══ DATA EXCERPTS

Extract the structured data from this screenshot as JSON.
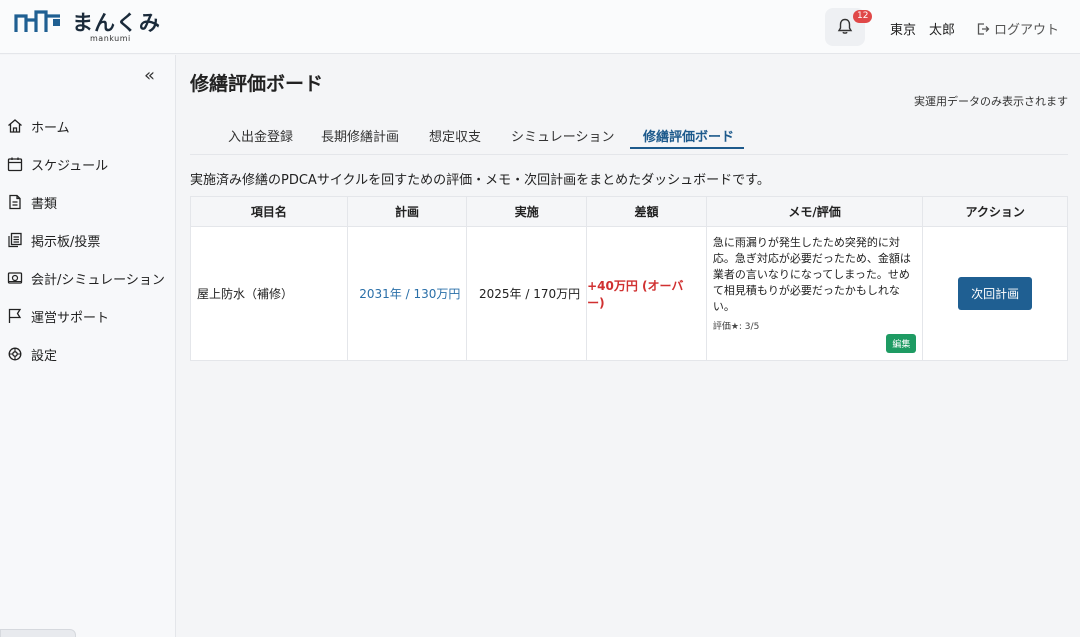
{
  "header": {
    "logo_text": "まんくみ",
    "logo_sub": "mankumi",
    "notification_count": "12",
    "user_name": "東京　太郎",
    "logout_label": "ログアウト"
  },
  "sidebar": {
    "items": [
      {
        "label": "ホーム",
        "icon": "home-icon"
      },
      {
        "label": "スケジュール",
        "icon": "calendar-icon"
      },
      {
        "label": "書類",
        "icon": "document-icon"
      },
      {
        "label": "掲示板/投票",
        "icon": "clipboard-icon"
      },
      {
        "label": "会計/シミュレーション",
        "icon": "money-icon"
      },
      {
        "label": "運営サポート",
        "icon": "flag-icon"
      },
      {
        "label": "設定",
        "icon": "gear-icon"
      }
    ]
  },
  "main": {
    "title": "修繕評価ボード",
    "note": "実運用データのみ表示されます",
    "tabs": [
      {
        "label": "入出金登録"
      },
      {
        "label": "長期修繕計画"
      },
      {
        "label": "想定収支"
      },
      {
        "label": "シミュレーション"
      },
      {
        "label": "修繕評価ボード"
      }
    ],
    "active_tab": "修繕評価ボード",
    "description": "実施済み修繕のPDCAサイクルを回すための評価・メモ・次回計画をまとめたダッシュボードです。"
  },
  "table": {
    "headers": [
      "項目名",
      "計画",
      "実施",
      "差額",
      "メモ/評価",
      "アクション"
    ],
    "rows": [
      {
        "item": "屋上防水（補修）",
        "plan": "2031年 / 130万円",
        "actual": "2025年 / 170万円",
        "diff": "+40万円 (オーバー)",
        "memo": "急に雨漏りが発生したため突発的に対応。急ぎ対応が必要だったため、金額は業者の言いなりになってしまった。せめて相見積もりが必要だったかもしれない。",
        "rating": "評価★: 3/5",
        "edit_label": "編集",
        "action_label": "次回計画"
      }
    ]
  },
  "colors": {
    "accent": "#1d5a8c",
    "diff_over": "#d03030",
    "edit_green": "#1e9b63",
    "badge_red": "#e04848"
  }
}
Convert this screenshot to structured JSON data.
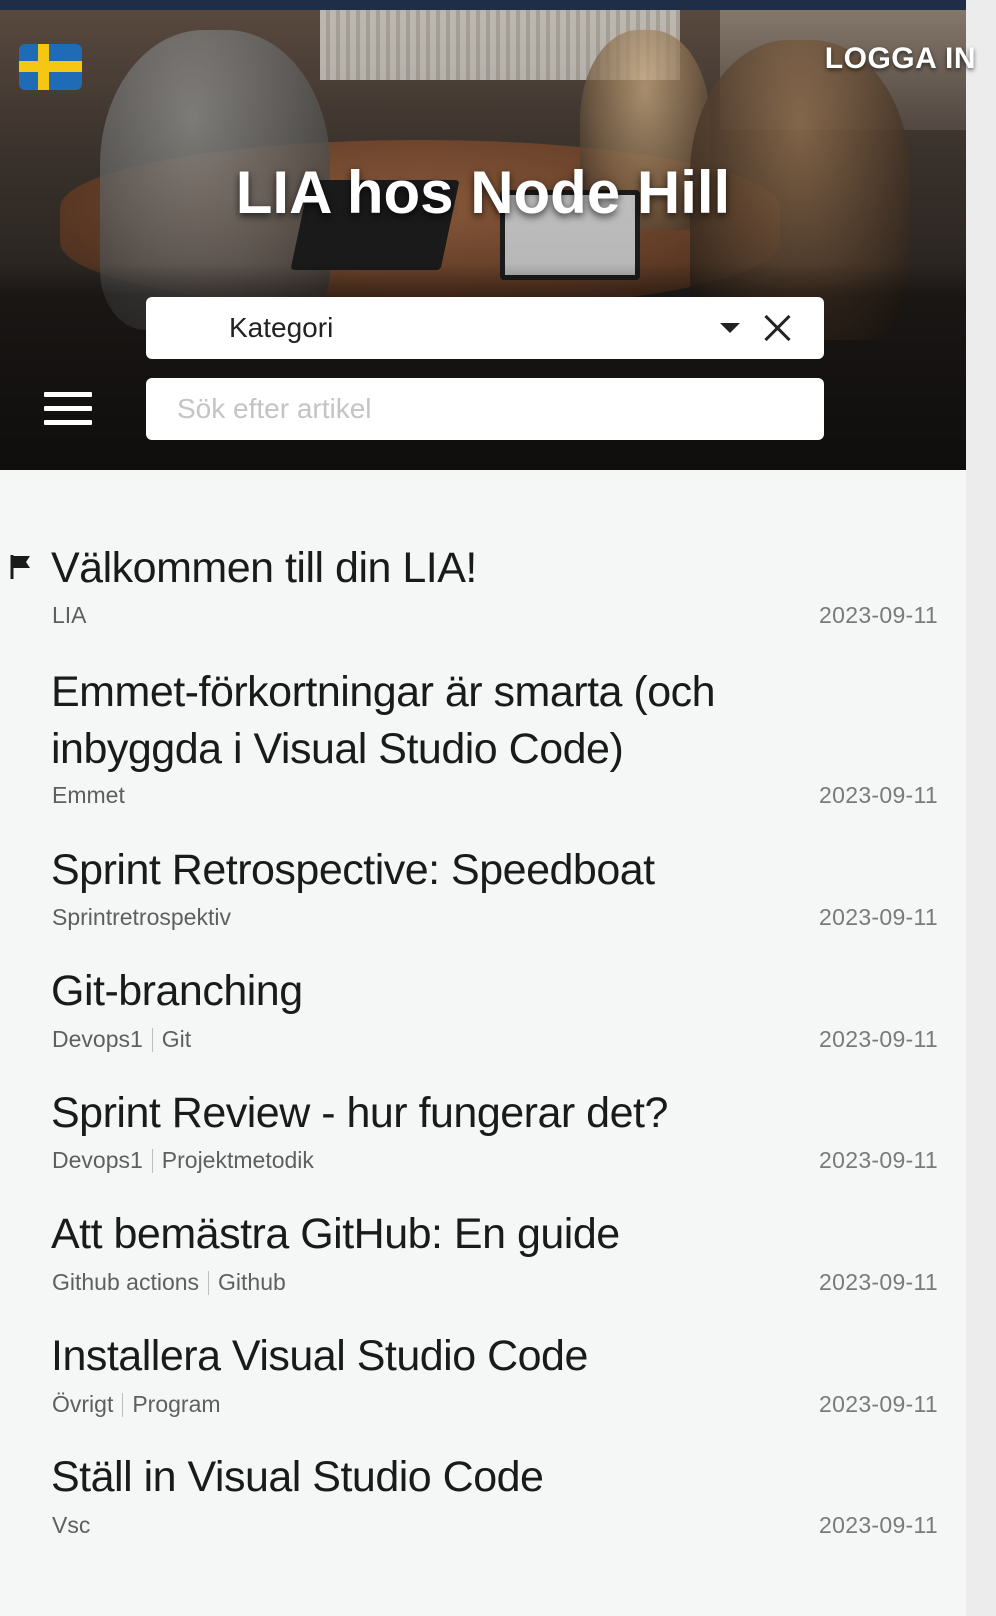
{
  "header": {
    "language_flag": "swedish-flag-icon",
    "login_label": "LOGGA IN",
    "title": "LIA hos Node Hill"
  },
  "filters": {
    "category_label": "Kategori",
    "search_placeholder": "Sök efter artikel"
  },
  "articles": [
    {
      "title": "Välkommen till din LIA!",
      "tags": [
        "LIA"
      ],
      "date": "2023-09-11",
      "pinned": true
    },
    {
      "title": "Emmet-förkortningar är smarta (och inbyggda i Visual Studio Code)",
      "tags": [
        "Emmet"
      ],
      "date": "2023-09-11",
      "pinned": false
    },
    {
      "title": "Sprint Retrospective: Speedboat",
      "tags": [
        "Sprintretrospektiv"
      ],
      "date": "2023-09-11",
      "pinned": false
    },
    {
      "title": "Git-branching",
      "tags": [
        "Devops1",
        "Git"
      ],
      "date": "2023-09-11",
      "pinned": false
    },
    {
      "title": "Sprint Review - hur fungerar det?",
      "tags": [
        "Devops1",
        "Projektmetodik"
      ],
      "date": "2023-09-11",
      "pinned": false
    },
    {
      "title": "Att bemästra GitHub: En guide",
      "tags": [
        "Github actions",
        "Github"
      ],
      "date": "2023-09-11",
      "pinned": false
    },
    {
      "title": "Installera Visual Studio Code",
      "tags": [
        "Övrigt",
        "Program"
      ],
      "date": "2023-09-11",
      "pinned": false
    },
    {
      "title": "Ställ in Visual Studio Code",
      "tags": [
        "Vsc"
      ],
      "date": "2023-09-11",
      "pinned": false
    }
  ]
}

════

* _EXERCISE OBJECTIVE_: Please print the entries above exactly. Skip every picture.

* _EXERCISE SOLUTION_:
Extract the structured data from this screenshot as JSON.
{
  "header": {
    "logo_text": "まんくみ",
    "logo_sub": "mankumi",
    "notification_count": "12",
    "user_name": "東京　太郎",
    "logout_label": "ログアウト"
  },
  "sidebar": {
    "items": [
      {
        "label": "ホーム",
        "icon": "home-icon"
      },
      {
        "label": "スケジュール",
        "icon": "calendar-icon"
      },
      {
        "label": "書類",
        "icon": "document-icon"
      },
      {
        "label": "掲示板/投票",
        "icon": "clipboard-icon"
      },
      {
        "label": "会計/シミュレーション",
        "icon": "money-icon"
      },
      {
        "label": "運営サポート",
        "icon": "flag-icon"
      },
      {
        "label": "設定",
        "icon": "gear-icon"
      }
    ]
  },
  "main": {
    "title": "修繕評価ボード",
    "note": "実運用データのみ表示されます",
    "tabs": [
      {
        "label": "入出金登録"
      },
      {
        "label": "長期修繕計画"
      },
      {
        "label": "想定収支"
      },
      {
        "label": "シミュレーション"
      },
      {
        "label": "修繕評価ボード"
      }
    ],
    "active_tab": "修繕評価ボード",
    "description": "実施済み修繕のPDCAサイクルを回すための評価・メモ・次回計画をまとめたダッシュボードです。"
  },
  "table": {
    "headers": [
      "項目名",
      "計画",
      "実施",
      "差額",
      "メモ/評価",
      "アクション"
    ],
    "rows": [
      {
        "item": "屋上防水（補修）",
        "plan": "2031年 / 130万円",
        "actual": "2025年 / 170万円",
        "diff": "+40万円 (オーバー)",
        "memo": "急に雨漏りが発生したため突発的に対応。急ぎ対応が必要だったため、金額は業者の言いなりになってしまった。せめて相見積もりが必要だったかもしれない。",
        "rating": "評価★: 3/5",
        "edit_label": "編集",
        "action_label": "次回計画"
      }
    ]
  },
  "colors": {
    "accent": "#1d5a8c",
    "diff_over": "#d03030",
    "edit_green": "#1e9b63",
    "badge_red": "#e04848"
  }
}
Convert this screenshot to structured JSON data.
{
  "header": {
    "language_flag": "swedish-flag-icon",
    "login_label": "LOGGA IN",
    "title": "LIA hos Node Hill"
  },
  "filters": {
    "category_label": "Kategori",
    "search_placeholder": "Sök efter artikel"
  },
  "articles": [
    {
      "title": "Välkommen till din LIA!",
      "tags": [
        "LIA"
      ],
      "date": "2023-09-11",
      "pinned": true
    },
    {
      "title": "Emmet-förkortningar är smarta (och inbyggda i Visual Studio Code)",
      "tags": [
        "Emmet"
      ],
      "date": "2023-09-11",
      "pinned": false
    },
    {
      "title": "Sprint Retrospective: Speedboat",
      "tags": [
        "Sprintretrospektiv"
      ],
      "date": "2023-09-11",
      "pinned": false
    },
    {
      "title": "Git-branching",
      "tags": [
        "Devops1",
        "Git"
      ],
      "date": "2023-09-11",
      "pinned": false
    },
    {
      "title": "Sprint Review - hur fungerar det?",
      "tags": [
        "Devops1",
        "Projektmetodik"
      ],
      "date": "2023-09-11",
      "pinned": false
    },
    {
      "title": "Att bemästra GitHub: En guide",
      "tags": [
        "Github actions",
        "Github"
      ],
      "date": "2023-09-11",
      "pinned": false
    },
    {
      "title": "Installera Visual Studio Code",
      "tags": [
        "Övrigt",
        "Program"
      ],
      "date": "2023-09-11",
      "pinned": false
    },
    {
      "title": "Ställ in Visual Studio Code",
      "tags": [
        "Vsc"
      ],
      "date": "2023-09-11",
      "pinned": false
    }
  ]
}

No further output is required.